A Navy salvage ship has retrieved a part of the space shuttle Challenger's key right-hand booster joint with a 2-foot hole burned through it, the first direct physical evidence that a leak in that joint caused the Jan. 28 disaster.
The 2-ton section of the cylindrical metal rocket case was recovered Sunday off Cape Canaveral and includes part of the upper section of the joint that failed. A Navy spokesman said the part has a 1-by-2 foot hole burned through it in the position where photographs and videotapes show hot gases spewing from the booster just before the shuttle exploded.
It supports more concretely the conclusion that a seal in the joint failed, sending the booster crashing into Challenger's external tank and breaking up the orbiter, killing its crew of seven. All other evidence had pointed to such a failure but until Sunday no parts of the joint in the area of the leak had been recovered.
Recovery of booster pieces from the joint area has been the top priority of the Navy salvage effort. A source familiar with the investigation said yesterday that this debris "is consistent with all the evidence analyzed to date."
The boosters, 180 feet tall and 12 feet in diameter, are made of four sections. The joint between the lowest two sections failed. The joint is supposed to be made airtight with an array of rubber O-rings and putty, both of which are suspected of having failed to adequately seal because of cold and other factors.
The joints had a five-year history of sealing problems, which the National Aeronautics and Space Administration had failed to correct.
The presidential commission investigating the Challenger accident released a statement yesterday confirming the retrieval of a piece of "critical interest." Commission member and MIT professor Eugene Covert was dispatched to Cape Canaveral to examine it.
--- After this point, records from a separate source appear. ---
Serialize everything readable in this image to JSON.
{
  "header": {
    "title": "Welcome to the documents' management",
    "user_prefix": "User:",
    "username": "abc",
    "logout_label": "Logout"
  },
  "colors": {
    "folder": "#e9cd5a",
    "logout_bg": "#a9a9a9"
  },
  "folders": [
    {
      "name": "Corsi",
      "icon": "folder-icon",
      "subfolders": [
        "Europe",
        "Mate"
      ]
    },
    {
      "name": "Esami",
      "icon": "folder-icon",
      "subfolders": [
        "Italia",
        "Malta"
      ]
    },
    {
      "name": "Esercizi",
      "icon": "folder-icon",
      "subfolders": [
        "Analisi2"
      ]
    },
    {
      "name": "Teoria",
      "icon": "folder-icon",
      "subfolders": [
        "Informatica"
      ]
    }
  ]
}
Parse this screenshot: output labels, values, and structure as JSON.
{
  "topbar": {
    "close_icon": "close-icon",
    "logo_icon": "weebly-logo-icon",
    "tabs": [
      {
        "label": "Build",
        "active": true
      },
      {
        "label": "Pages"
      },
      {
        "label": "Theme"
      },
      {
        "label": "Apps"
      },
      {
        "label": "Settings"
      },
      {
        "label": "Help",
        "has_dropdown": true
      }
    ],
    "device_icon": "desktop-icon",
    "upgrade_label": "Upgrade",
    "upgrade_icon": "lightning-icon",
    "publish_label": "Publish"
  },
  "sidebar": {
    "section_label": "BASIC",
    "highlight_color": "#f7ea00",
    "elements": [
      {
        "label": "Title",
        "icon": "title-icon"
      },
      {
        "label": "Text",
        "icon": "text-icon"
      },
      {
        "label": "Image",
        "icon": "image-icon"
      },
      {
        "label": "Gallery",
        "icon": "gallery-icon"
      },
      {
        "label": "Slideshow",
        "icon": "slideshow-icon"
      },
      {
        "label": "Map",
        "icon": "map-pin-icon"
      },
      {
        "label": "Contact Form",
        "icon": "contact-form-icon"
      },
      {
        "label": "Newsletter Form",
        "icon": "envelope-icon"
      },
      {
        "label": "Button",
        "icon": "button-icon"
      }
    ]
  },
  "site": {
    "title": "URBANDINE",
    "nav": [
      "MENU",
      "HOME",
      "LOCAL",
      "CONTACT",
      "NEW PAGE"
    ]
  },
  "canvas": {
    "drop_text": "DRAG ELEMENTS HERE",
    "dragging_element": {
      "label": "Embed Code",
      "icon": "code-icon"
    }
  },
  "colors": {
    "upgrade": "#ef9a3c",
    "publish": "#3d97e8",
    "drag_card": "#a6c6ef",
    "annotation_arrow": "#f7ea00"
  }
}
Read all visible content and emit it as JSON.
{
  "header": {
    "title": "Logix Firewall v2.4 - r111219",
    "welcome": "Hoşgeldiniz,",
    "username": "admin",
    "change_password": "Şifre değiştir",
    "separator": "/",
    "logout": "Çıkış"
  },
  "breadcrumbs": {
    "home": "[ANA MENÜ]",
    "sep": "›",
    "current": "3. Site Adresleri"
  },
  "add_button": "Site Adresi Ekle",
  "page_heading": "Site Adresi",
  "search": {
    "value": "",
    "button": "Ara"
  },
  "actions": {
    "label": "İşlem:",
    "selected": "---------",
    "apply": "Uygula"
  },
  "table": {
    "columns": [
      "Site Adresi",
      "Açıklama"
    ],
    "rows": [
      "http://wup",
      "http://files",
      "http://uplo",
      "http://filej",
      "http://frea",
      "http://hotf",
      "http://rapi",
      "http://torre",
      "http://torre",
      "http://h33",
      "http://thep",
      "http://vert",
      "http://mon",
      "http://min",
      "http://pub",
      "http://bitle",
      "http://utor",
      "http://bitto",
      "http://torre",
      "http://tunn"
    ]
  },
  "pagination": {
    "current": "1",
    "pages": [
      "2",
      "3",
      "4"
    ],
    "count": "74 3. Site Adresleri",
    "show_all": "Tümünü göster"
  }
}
Meanwhile in Norfolk, divers involved in the orbiter recovery effort said the shuttle's crew compartment was reduced to an unrecognizable clot of metal and wires.
Officers and crew of the USS Preserver, in their first public comments, declined to describe the condition of the astronauts' remains beyond saying that they were not readily recognizable as human bodies.
The divers said the debris was found 86 feet deep in the Atlantic, over an area about 50 feet wide. Most of the compartment was compressed into a single chunk, no more than 8 feet high, which contained the astronauts' remains.
Although federal investigators said last week they believe that the nose of the craft, containing the crew compartment, emerged intact from the fireball that destroyed Challenger nine miles above Earth, the crew compartment slammed into the water at about 180 mph -- a speed at which it would have crumpled as if slamming into concrete.
"It didn't really look like a vehicle, just a pile of rubble," said chief diver Thomas Stock.
He said the crew area -- a heavily reinforced, two-deck pressurized chamber with four astronauts on the upper deck and three beneath them -- was not intact.
"The remains were within the rubble," he said. "They weren't difficult to get."
Lt. Cmdr. Robert Honey, captain of the Preserver for about half of its two-month tour to collect Challenger debris, said the ship brought human remains to shore March 12 and 17.
"When we were coming in the first time," said Stock, "the whole ship was deadly silent. Everybody seemed to have the same feeling. We saw it on the news, but it didn't really hit you until we brought in the bodies."
Honey confirmed that there was conflict between his predecessor, Lt. Cmdr. James C. Devlin, and NASA over the level of ceremony the astronauts should be accorded as they were brought ashore. NASA objected to the Navy's desire for a formal honor guard.
A heated radio exchange with officials on shore ended with Devlin saying angrily: "This is Preserver. Aboard Preserver, it's my call." Both times the ship brought remains to shore, Honey said, crew members in dress blue uniforms were arrayed on deck before flag-draped coffins. The honor guard apparently irritated space agency officials, who have tried to keep recovery of crew remains out of the public eye.
"I don't know if you'd call it a disagreement," said Honey, who relieved Devlin after all the remains had been brought to shore. "We just did what we thought was most respectful."
"We felt the pain with the rest of the nation," said Pete Harbachuk, an electrician on the boat. "It felt good to be able to bring back the remains to the families."